Photons are inherently fast and do not readily couple to the environment, making them ideal carriers of quantum information. The usefulness of photons has been demonstrated in quantum computing, quantum communication, precision measurement, and fundamental tests of quantum mechanics, but it is still a challenge to create photonic quantum sources with just the right properties for these applications. This talk will cover the progress our group has been involved in regarding photonic quantum sources, photonic entanglement, and theoretical and experimental studies of broadband photonic quantum state storage and retrieval. Optical fiber provides a means to generate photon pairs that are naturally mode-matched to optical fiber networks — we show the flexibility of the third-order nonlinear optical interaction can enable optical engineering of joint correlations and demonstrations of tripartite entanglement. The cylindrical geometry supports discrete transverse modes, which can be utilized to create scalable, multidimensional entanglement. The broadband photons produced by such sources lack correspondingly broadband, efficient, matter-based quantum memories. We tackle this challenge by studying theoretically and experimentally the optimization of broadband Λ-level type ensemble quantum memories in new material systems. These efforts have opened up interesting new avenues for studies of coherent control, multidimensional entanglement, and optical and material engineering of quantum properties.

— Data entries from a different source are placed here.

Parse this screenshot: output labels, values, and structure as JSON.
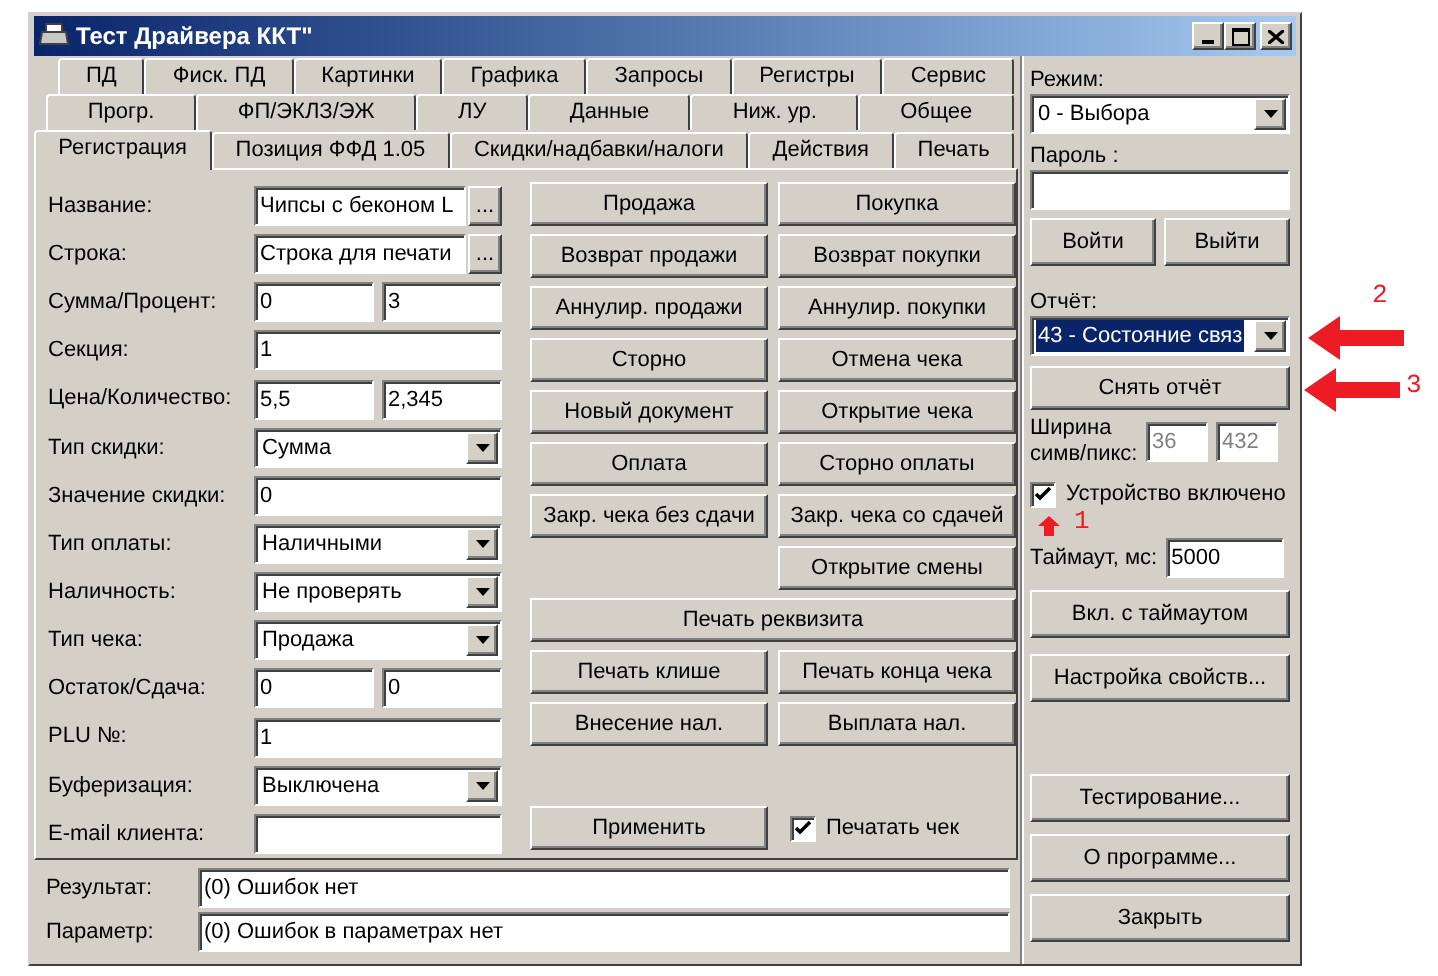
{
  "window": {
    "title": "Тест Драйвера ККТ\""
  },
  "tab_rows": [
    [
      {
        "label": "ПД",
        "selected": false
      },
      {
        "label": "Фиск. ПД",
        "selected": false
      },
      {
        "label": "Картинки",
        "selected": false
      },
      {
        "label": "Графика",
        "selected": false
      },
      {
        "label": "Запросы",
        "selected": false
      },
      {
        "label": "Регистры",
        "selected": false
      },
      {
        "label": "Сервис",
        "selected": false
      }
    ],
    [
      {
        "label": "Прогр.",
        "selected": false
      },
      {
        "label": "ФП/ЭКЛЗ/ЭЖ",
        "selected": false
      },
      {
        "label": "ЛУ",
        "selected": false
      },
      {
        "label": "Данные",
        "selected": false
      },
      {
        "label": "Ниж. ур.",
        "selected": false
      },
      {
        "label": "Общее",
        "selected": false
      }
    ],
    [
      {
        "label": "Регистрация",
        "selected": true
      },
      {
        "label": "Позиция ФФД 1.05",
        "selected": false
      },
      {
        "label": "Скидки/надбавки/налоги",
        "selected": false
      },
      {
        "label": "Действия",
        "selected": false
      },
      {
        "label": "Печать",
        "selected": false
      }
    ]
  ],
  "form": [
    {
      "kind": "text_button",
      "label": "Название:",
      "values": [
        "Чипсы с беконом L"
      ],
      "button": "..."
    },
    {
      "kind": "text_button",
      "label": "Строка:",
      "values": [
        "Строка для печати"
      ],
      "button": "..."
    },
    {
      "kind": "pair",
      "label": "Сумма/Процент:",
      "values": [
        "0",
        "3"
      ]
    },
    {
      "kind": "text",
      "label": "Секция:",
      "values": [
        "1"
      ]
    },
    {
      "kind": "pair",
      "label": "Цена/Количество:",
      "values": [
        "5,5",
        "2,345"
      ]
    },
    {
      "kind": "dropdown",
      "label": "Тип скидки:",
      "values": [
        "Сумма"
      ]
    },
    {
      "kind": "text",
      "label": "Значение скидки:",
      "values": [
        "0"
      ]
    },
    {
      "kind": "dropdown",
      "label": "Тип оплаты:",
      "values": [
        "Наличными"
      ]
    },
    {
      "kind": "dropdown",
      "label": "Наличность:",
      "values": [
        "Не проверять"
      ]
    },
    {
      "kind": "dropdown",
      "label": "Тип чека:",
      "values": [
        "Продажа"
      ]
    },
    {
      "kind": "pair",
      "label": "Остаток/Сдача:",
      "values": [
        "0",
        "0"
      ]
    },
    {
      "kind": "text",
      "label": "PLU №:",
      "values": [
        "1"
      ]
    },
    {
      "kind": "dropdown",
      "label": "Буферизация:",
      "values": [
        "Выключена"
      ]
    },
    {
      "kind": "text",
      "label": "E-mail клиента:"
    }
  ],
  "action_rows": [
    {
      "kind": "pair",
      "left": "Продажа",
      "right": "Покупка"
    },
    {
      "kind": "pair",
      "left": "Возврат продажи",
      "right": "Возврат покупки"
    },
    {
      "kind": "pair",
      "left": "Аннулир. продажи",
      "right": "Аннулир. покупки"
    },
    {
      "kind": "pair",
      "left": "Сторно",
      "right": "Отмена чека"
    },
    {
      "kind": "pair",
      "left": "Новый документ",
      "right": "Открытие чека"
    },
    {
      "kind": "pair",
      "left": "Оплата",
      "right": "Сторно оплаты"
    },
    {
      "kind": "pair",
      "left": "Закр. чека без сдачи",
      "right": "Закр. чека со сдачей"
    },
    {
      "kind": "pair",
      "right": "Открытие смены"
    },
    {
      "kind": "wide",
      "left": "Печать реквизита"
    },
    {
      "kind": "pair",
      "left": "Печать клише",
      "right": "Печать конца чека"
    },
    {
      "kind": "pair",
      "left": "Внесение нал.",
      "right": "Выплата нал."
    },
    {
      "kind": "blank"
    },
    {
      "kind": "apply",
      "left": "Применить",
      "checkbox": {
        "label": "Печатать чек",
        "checked": true
      }
    }
  ],
  "status": [
    {
      "label": "Результат:",
      "value": "(0) Ошибок нет"
    },
    {
      "label": "Параметр:",
      "value": "(0) Ошибок в параметрах нет"
    }
  ],
  "side": {
    "mode": {
      "label": "Режим:",
      "value": "0 - Выбора"
    },
    "password": {
      "label": "Пароль :"
    },
    "login_buttons": [
      "Войти",
      "Выйти"
    ],
    "report": {
      "label": "Отчёт:",
      "value": "43 - Состояние связ",
      "highlighted": true
    },
    "report_button": "Снять отчёт",
    "width": {
      "label": "Ширина симв/пикс:",
      "values": [
        "36",
        "432"
      ],
      "disabled": true
    },
    "device_enabled": {
      "label": "Устройство включено",
      "checked": true
    },
    "timeout": {
      "label": "Таймаут, мс:",
      "value": "5000"
    },
    "buttons": [
      "Вкл. с таймаутом",
      "Настройка свойств..."
    ],
    "bottom_buttons": [
      "Тестирование...",
      "О программе...",
      "Закрыть"
    ]
  },
  "annotations": [
    {
      "kind": "left_arrow",
      "label": "2"
    },
    {
      "kind": "left_arrow",
      "label": "3"
    },
    {
      "kind": "up_arrow",
      "label": "1"
    }
  ]
}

The CUA will gather in 34-101 for the last seminar of the semester. Professor Lorenz will present virtually.
There will be two 10 Minute Talks:
4pm – Ten Minute Talk:”Achieving single-site measurement in a solid-state quantum simulator” by Pai Peng
4:10pm – Ten Minute Talk:”Engage CUA” by Rodrigo A Bravo, Harvard
Refreshments will follow, outside of 34-101.
The feature talk will begin at 4:35pm.